*** Opening of INFORMATION GIVEN ***
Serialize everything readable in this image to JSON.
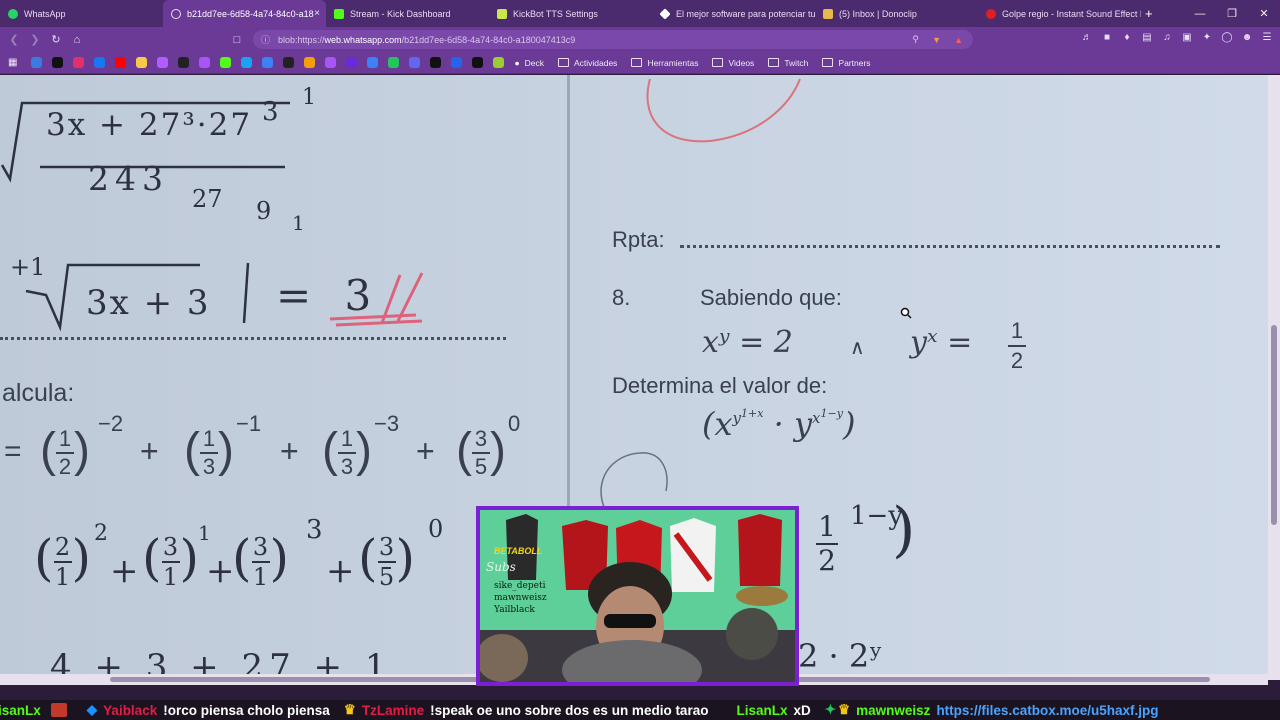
{
  "tabs": [
    {
      "label": "WhatsApp",
      "color": "#25d366",
      "active": false
    },
    {
      "label": "b21dd7ee-6d58-4a74-84c0-a18",
      "color": "#bfa8dc",
      "active": true
    },
    {
      "label": "Stream - Kick Dashboard",
      "color": "#53fc18",
      "active": false
    },
    {
      "label": "KickBot TTS Settings",
      "color": "#c9e84a",
      "active": false
    },
    {
      "label": "El mejor software para potenciar tu",
      "color": "#ffffff",
      "active": false
    },
    {
      "label": "(5) Inbox | Donoclip",
      "color": "#e8b84a",
      "active": false
    },
    {
      "label": "Golpe regio - Instant Sound Effect B",
      "color": "#e02020",
      "active": false
    }
  ],
  "tab_close": "×",
  "new_tab": "+",
  "window_controls": [
    "—",
    "❐",
    "✕"
  ],
  "address": {
    "prefix": "blob:https://",
    "host": "web.whatsapp.com",
    "path": "/b21dd7ee-6d58-4a74-84c0-a180047413c9"
  },
  "bookmarks": {
    "folders": [
      "Deck",
      "Actividades",
      "Herramientas",
      "Videos",
      "Twitch",
      "Partners"
    ],
    "icon_colors": [
      "#3a7be0",
      "#111111",
      "#e1306c",
      "#1877f2",
      "#ff0000",
      "#f7c948",
      "#b25cff",
      "#222222",
      "#a855f7",
      "#53fc18",
      "#1da1f2",
      "#3b82f6",
      "#222222",
      "#f59e0b",
      "#a855f7",
      "#6d28d9",
      "#3b82f6",
      "#22c55e",
      "#6366f1",
      "#111111",
      "#2563eb",
      "#111111",
      "#9acd32"
    ]
  },
  "document": {
    "left": {
      "root_top": "3x + 27³·27",
      "root_top_exp": "3",
      "root_top_exp2": "1",
      "root_denom": "243",
      "root_small1": "27",
      "root_small2": "9",
      "root_small3": "1",
      "root2_index": "+1",
      "root2_expr": "3x + 3",
      "root2_rhs": "= 3",
      "calcula": "alcula:",
      "row1_eq": "=",
      "frac_1_2": [
        "1",
        "2"
      ],
      "exp_m2": "−2",
      "frac_1_3a": [
        "1",
        "3"
      ],
      "exp_m1": "−1",
      "frac_1_3b": [
        "1",
        "3"
      ],
      "exp_m3": "−3",
      "frac_3_5": [
        "3",
        "5"
      ],
      "exp_0": "0",
      "plus": "+",
      "row2_f1": [
        "2",
        "1"
      ],
      "row2_e1": "2",
      "row2_f2": [
        "3",
        "1"
      ],
      "row2_e2": "1",
      "row2_f3": [
        "3",
        "1"
      ],
      "row2_e3": "3",
      "row2_f4": [
        "3",
        "5"
      ],
      "row2_e4": "0",
      "row3": "4 + 3 + 27 + 1"
    },
    "right": {
      "rpta": "Rpta:",
      "q_number": "8.",
      "sabiendo": "Sabiendo que:",
      "eq1": "xʸ = 2",
      "wedge": "∧",
      "eq2_lhs": "yˣ =",
      "eq2_frac": [
        "1",
        "2"
      ],
      "determina": "Determina el valor de:",
      "expr": "(x^{y^{1+x}} · y^{x^{1−y}})",
      "hw_frac": [
        "1",
        "2"
      ],
      "hw_exp": "1−y",
      "hw_bottom": "2 · 2ʸ"
    }
  },
  "webcam": {
    "overlay_title": "BETABOLL",
    "subs_label": "Subs",
    "subs": [
      "sike_depeti",
      "mawnweisz",
      "Yailblack"
    ]
  },
  "chat_ticker": [
    {
      "user": "isanLx",
      "user_color": "#53fc18",
      "message": "",
      "badge_color": "#c0392b"
    },
    {
      "user": "Yaiblack",
      "user_color": "#e11d48",
      "message": "!orco piensa cholo piensa",
      "badge_color": "#1e90ff"
    },
    {
      "user": "TzLamine",
      "user_color": "#e11d48",
      "message": "!speak oe uno sobre dos es un medio tarao",
      "badge_color": "#f5c518"
    },
    {
      "user": "LisanLx",
      "user_color": "#53fc18",
      "message": "xD",
      "badge_color": ""
    },
    {
      "user": "mawnweisz",
      "user_color": "#53fc18",
      "message": "https://files.catbox.moe/u5haxf.jpg",
      "badge_color": "#22c55e"
    }
  ]
}
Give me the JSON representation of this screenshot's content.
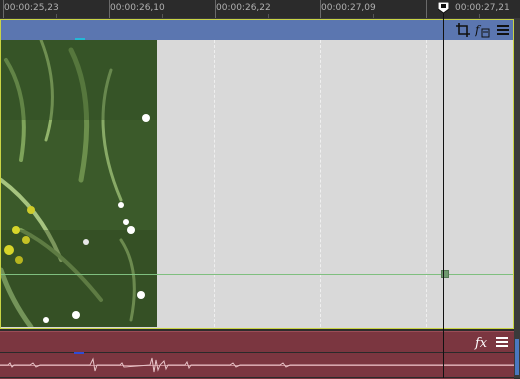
{
  "ruler": {
    "labels": [
      "00:00:25,23",
      "00:00:26,10",
      "00:00:26,22",
      "00:00:27,09",
      "00:00:27,21"
    ]
  },
  "video_track": {
    "color": "#5b76b0",
    "body_color": "#d9d9d9",
    "selection_color": "#c9d445",
    "icons": [
      "crop-icon",
      "fx-media-icon",
      "menu-icon"
    ]
  },
  "audio_track": {
    "color": "#7b3640",
    "icons": [
      "fx-icon",
      "menu-icon"
    ]
  },
  "playhead": {
    "color": "#111111"
  }
}
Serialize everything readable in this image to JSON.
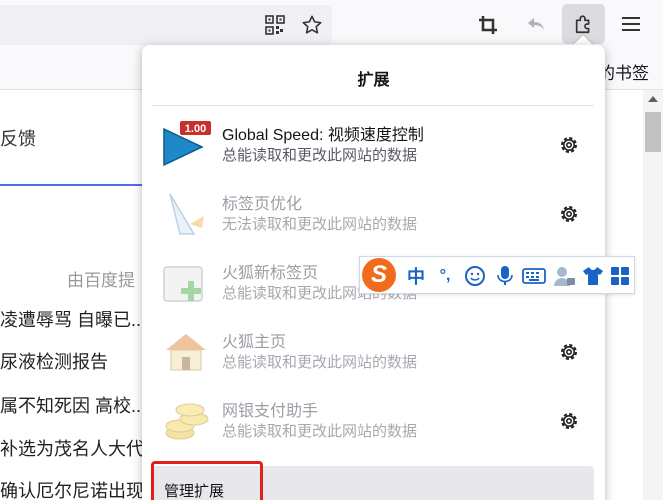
{
  "toolbar": {
    "icons": [
      "qr-code-icon",
      "star-icon",
      "crop-screenshot-icon",
      "undo-icon",
      "extensions-icon",
      "menu-icon"
    ]
  },
  "bookmarks": {
    "text": "的书签"
  },
  "background_page": {
    "feedback": "反馈",
    "source": "由百度提",
    "news": [
      "凌遭辱骂 自曝已..",
      "尿液检测报告",
      "属不知死因 高校..",
      "补选为茂名人大代",
      "确认厄尔尼诺出现"
    ]
  },
  "panel": {
    "title": "扩展",
    "extensions": [
      {
        "name": "Global Speed: 视频速度控制",
        "desc": "总能读取和更改此网站的数据",
        "badge": "1.00",
        "state": "enabled",
        "icon": "play-speed-icon"
      },
      {
        "name": "标签页优化",
        "desc": "无法读取和更改此网站的数据",
        "state": "disabled",
        "icon": "tab-optimize-icon"
      },
      {
        "name": "火狐新标签页",
        "desc": "总能读取和更改此网站的数据",
        "state": "disabled",
        "icon": "new-tab-icon"
      },
      {
        "name": "火狐主页",
        "desc": "总能读取和更改此网站的数据",
        "state": "disabled",
        "icon": "home-icon"
      },
      {
        "name": "网银支付助手",
        "desc": "总能读取和更改此网站的数据",
        "state": "disabled",
        "icon": "coins-icon"
      }
    ],
    "manage_label": "管理扩展"
  },
  "ime": {
    "logo": "S",
    "mode": "中",
    "punct": "°,",
    "icons": [
      "sogou-logo-icon",
      "emoji-icon",
      "microphone-icon",
      "keyboard-icon",
      "user-icon",
      "skin-shirt-icon",
      "toolbox-grid-icon"
    ]
  },
  "colors": {
    "accent": "#4e6ef2",
    "highlight": "#e0201b",
    "ime_blue": "#1a63c7"
  }
}
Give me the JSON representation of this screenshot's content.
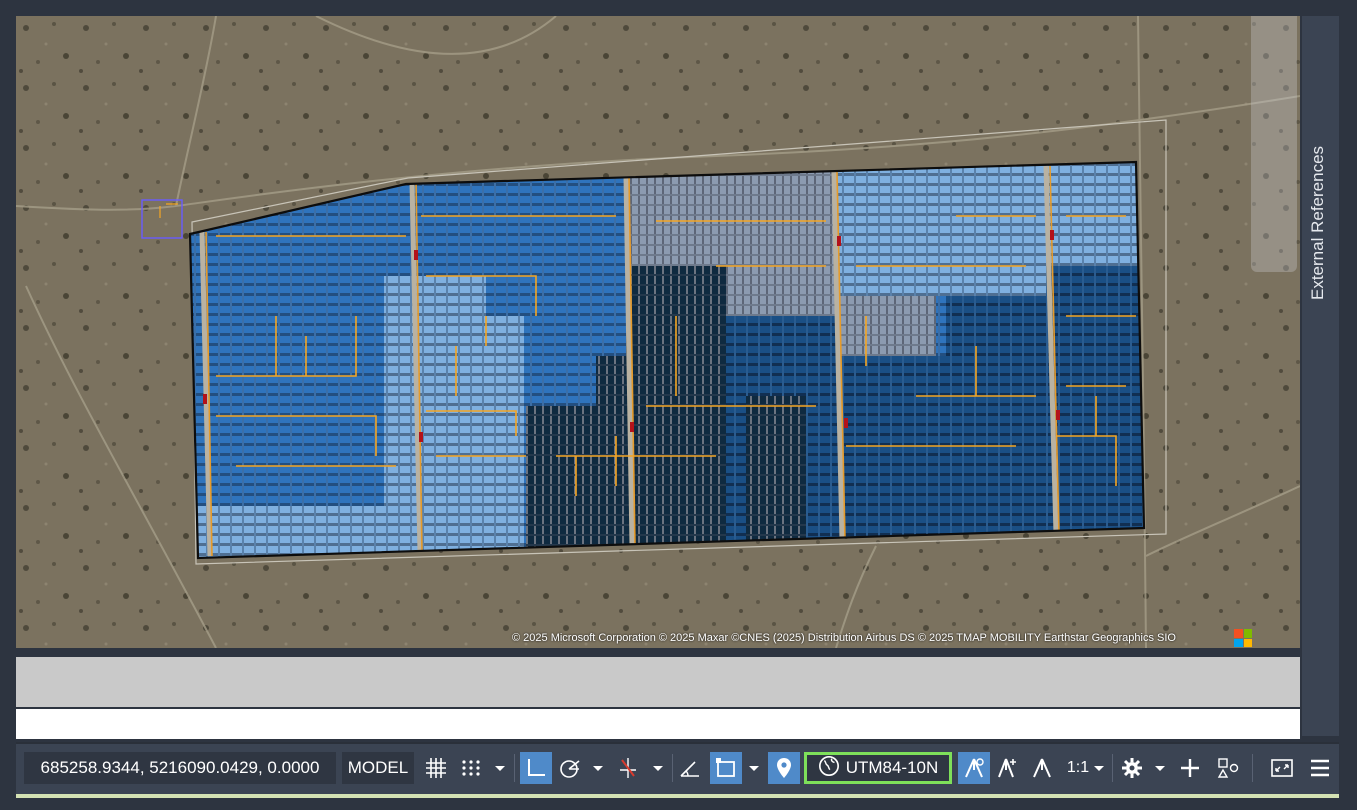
{
  "map": {
    "attribution": "© 2025 Microsoft Corporation © 2025 Maxar ©CNES (2025) Distribution Airbus DS © 2025 TMAP MOBILITY Earthstar Geographics  SIO",
    "imagery_provider_logo": "microsoft-logo"
  },
  "right_panel": {
    "label": "External References"
  },
  "status_bar": {
    "coordinates": "685258.9344, 5216090.0429, 0.0000",
    "space": "MODEL",
    "coordinate_system": "UTM84-10N",
    "annotation_scale": "1:1",
    "icons": [
      "grid-icon",
      "snap-icon",
      "ortho-icon",
      "polar-tracking-icon",
      "object-snap-tracking-icon",
      "dynamic-ucs-icon",
      "selection-cycling-icon",
      "geolocation-icon",
      "globe-icon",
      "annotation-visibility-icon",
      "auto-scale-icon",
      "annotation-scale-icon",
      "settings-icon",
      "plus-icon",
      "isolate-objects-icon",
      "fullscreen-icon",
      "customization-menu-icon"
    ]
  },
  "colors": {
    "status_bar_bg": "#3b4453",
    "active_toggle": "#4f8ac9",
    "crs_highlight": "#7ee05a"
  }
}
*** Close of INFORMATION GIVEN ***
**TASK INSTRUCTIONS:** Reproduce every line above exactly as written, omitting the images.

**ANSWER TO THE EXERCISE:**
Serialize everything readable in this image to JSON.
{
  "tabs": [
    {
      "label": "WhatsApp",
      "color": "#25d366",
      "active": false
    },
    {
      "label": "b21dd7ee-6d58-4a74-84c0-a18",
      "color": "#bfa8dc",
      "active": true
    },
    {
      "label": "Stream - Kick Dashboard",
      "color": "#53fc18",
      "active": false
    },
    {
      "label": "KickBot TTS Settings",
      "color": "#c9e84a",
      "active": false
    },
    {
      "label": "El mejor software para potenciar tu",
      "color": "#ffffff",
      "active": false
    },
    {
      "label": "(5) Inbox | Donoclip",
      "color": "#e8b84a",
      "active": false
    },
    {
      "label": "Golpe regio - Instant Sound Effect B",
      "color": "#e02020",
      "active": false
    }
  ],
  "tab_close": "×",
  "new_tab": "+",
  "window_controls": [
    "—",
    "❐",
    "✕"
  ],
  "address": {
    "prefix": "blob:https://",
    "host": "web.whatsapp.com",
    "path": "/b21dd7ee-6d58-4a74-84c0-a180047413c9"
  },
  "bookmarks": {
    "folders": [
      "Deck",
      "Actividades",
      "Herramientas",
      "Videos",
      "Twitch",
      "Partners"
    ],
    "icon_colors": [
      "#3a7be0",
      "#111111",
      "#e1306c",
      "#1877f2",
      "#ff0000",
      "#f7c948",
      "#b25cff",
      "#222222",
      "#a855f7",
      "#53fc18",
      "#1da1f2",
      "#3b82f6",
      "#222222",
      "#f59e0b",
      "#a855f7",
      "#6d28d9",
      "#3b82f6",
      "#22c55e",
      "#6366f1",
      "#111111",
      "#2563eb",
      "#111111",
      "#9acd32"
    ]
  },
  "document": {
    "left": {
      "root_top": "3x + 27³·27",
      "root_top_exp": "3",
      "root_top_exp2": "1",
      "root_denom": "243",
      "root_small1": "27",
      "root_small2": "9",
      "root_small3": "1",
      "root2_index": "+1",
      "root2_expr": "3x + 3",
      "root2_rhs": "= 3",
      "calcula": "alcula:",
      "row1_eq": "=",
      "frac_1_2": [
        "1",
        "2"
      ],
      "exp_m2": "−2",
      "frac_1_3a": [
        "1",
        "3"
      ],
      "exp_m1": "−1",
      "frac_1_3b": [
        "1",
        "3"
      ],
      "exp_m3": "−3",
      "frac_3_5": [
        "3",
        "5"
      ],
      "exp_0": "0",
      "plus": "+",
      "row2_f1": [
        "2",
        "1"
      ],
      "row2_e1": "2",
      "row2_f2": [
        "3",
        "1"
      ],
      "row2_e2": "1",
      "row2_f3": [
        "3",
        "1"
      ],
      "row2_e3": "3",
      "row2_f4": [
        "3",
        "5"
      ],
      "row2_e4": "0",
      "row3": "4 + 3 + 27 + 1"
    },
    "right": {
      "rpta": "Rpta:",
      "q_number": "8.",
      "sabiendo": "Sabiendo que:",
      "eq1": "xʸ = 2",
      "wedge": "∧",
      "eq2_lhs": "yˣ =",
      "eq2_frac": [
        "1",
        "2"
      ],
      "determina": "Determina el valor de:",
      "expr": "(x^{y^{1+x}} · y^{x^{1−y}})",
      "hw_frac": [
        "1",
        "2"
      ],
      "hw_exp": "1−y",
      "hw_bottom": "2 · 2ʸ"
    }
  },
  "webcam": {
    "overlay_title": "BETABOLL",
    "subs_label": "Subs",
    "subs": [
      "sike_depeti",
      "mawnweisz",
      "Yailblack"
    ]
  },
  "chat_ticker": [
    {
      "user": "isanLx",
      "user_color": "#53fc18",
      "message": "",
      "badge_color": "#c0392b"
    },
    {
      "user": "Yaiblack",
      "user_color": "#e11d48",
      "message": "!orco piensa cholo piensa",
      "badge_color": "#1e90ff"
    },
    {
      "user": "TzLamine",
      "user_color": "#e11d48",
      "message": "!speak oe uno sobre dos es un medio tarao",
      "badge_color": "#f5c518"
    },
    {
      "user": "LisanLx",
      "user_color": "#53fc18",
      "message": "xD",
      "badge_color": ""
    },
    {
      "user": "mawnweisz",
      "user_color": "#53fc18",
      "message": "https://files.catbox.moe/u5haxf.jpg",
      "badge_color": "#22c55e"
    }
  ]
}
Give me the JSON representation of this screenshot's content.
{
  "ruler": {
    "labels": [
      "00:00:25,23",
      "00:00:26,10",
      "00:00:26,22",
      "00:00:27,09",
      "00:00:27,21"
    ]
  },
  "video_track": {
    "color": "#5b76b0",
    "body_color": "#d9d9d9",
    "selection_color": "#c9d445",
    "icons": [
      "crop-icon",
      "fx-media-icon",
      "menu-icon"
    ]
  },
  "audio_track": {
    "color": "#7b3640",
    "icons": [
      "fx-icon",
      "menu-icon"
    ]
  },
  "playhead": {
    "color": "#111111"
  }
}
Serialize everything readable in this image to JSON.
{
  "toolbar": {
    "icons": [
      "qr-code-icon",
      "star-icon",
      "crop-screenshot-icon",
      "undo-icon",
      "extensions-icon",
      "menu-icon"
    ]
  },
  "bookmarks": {
    "text": "的书签"
  },
  "background_page": {
    "feedback": "反馈",
    "source": "由百度提",
    "news": [
      "凌遭辱骂 自曝已..",
      "尿液检测报告",
      "属不知死因 高校..",
      "补选为茂名人大代",
      "确认厄尔尼诺出现"
    ]
  },
  "panel": {
    "title": "扩展",
    "extensions": [
      {
        "name": "Global Speed: 视频速度控制",
        "desc": "总能读取和更改此网站的数据",
        "badge": "1.00",
        "state": "enabled",
        "icon": "play-speed-icon"
      },
      {
        "name": "标签页优化",
        "desc": "无法读取和更改此网站的数据",
        "state": "disabled",
        "icon": "tab-optimize-icon"
      },
      {
        "name": "火狐新标签页",
        "desc": "总能读取和更改此网站的数据",
        "state": "disabled",
        "icon": "new-tab-icon"
      },
      {
        "name": "火狐主页",
        "desc": "总能读取和更改此网站的数据",
        "state": "disabled",
        "icon": "home-icon"
      },
      {
        "name": "网银支付助手",
        "desc": "总能读取和更改此网站的数据",
        "state": "disabled",
        "icon": "coins-icon"
      }
    ],
    "manage_label": "管理扩展"
  },
  "ime": {
    "logo": "S",
    "mode": "中",
    "punct": "°,",
    "icons": [
      "sogou-logo-icon",
      "emoji-icon",
      "microphone-icon",
      "keyboard-icon",
      "user-icon",
      "skin-shirt-icon",
      "toolbox-grid-icon"
    ]
  },
  "colors": {
    "accent": "#4e6ef2",
    "highlight": "#e0201b",
    "ime_blue": "#1a63c7"
  }
}
Give me the JSON representation of this screenshot's content.
{
  "map": {
    "attribution": "© 2025 Microsoft Corporation © 2025 Maxar ©CNES (2025) Distribution Airbus DS © 2025 TMAP MOBILITY Earthstar Geographics  SIO",
    "imagery_provider_logo": "microsoft-logo"
  },
  "right_panel": {
    "label": "External References"
  },
  "status_bar": {
    "coordinates": "685258.9344, 5216090.0429, 0.0000",
    "space": "MODEL",
    "coordinate_system": "UTM84-10N",
    "annotation_scale": "1:1",
    "icons": [
      "grid-icon",
      "snap-icon",
      "ortho-icon",
      "polar-tracking-icon",
      "object-snap-tracking-icon",
      "dynamic-ucs-icon",
      "selection-cycling-icon",
      "geolocation-icon",
      "globe-icon",
      "annotation-visibility-icon",
      "auto-scale-icon",
      "annotation-scale-icon",
      "settings-icon",
      "plus-icon",
      "isolate-objects-icon",
      "fullscreen-icon",
      "customization-menu-icon"
    ]
  },
  "colors": {
    "status_bar_bg": "#3b4453",
    "active_toggle": "#4f8ac9",
    "crs_highlight": "#7ee05a"
  }
}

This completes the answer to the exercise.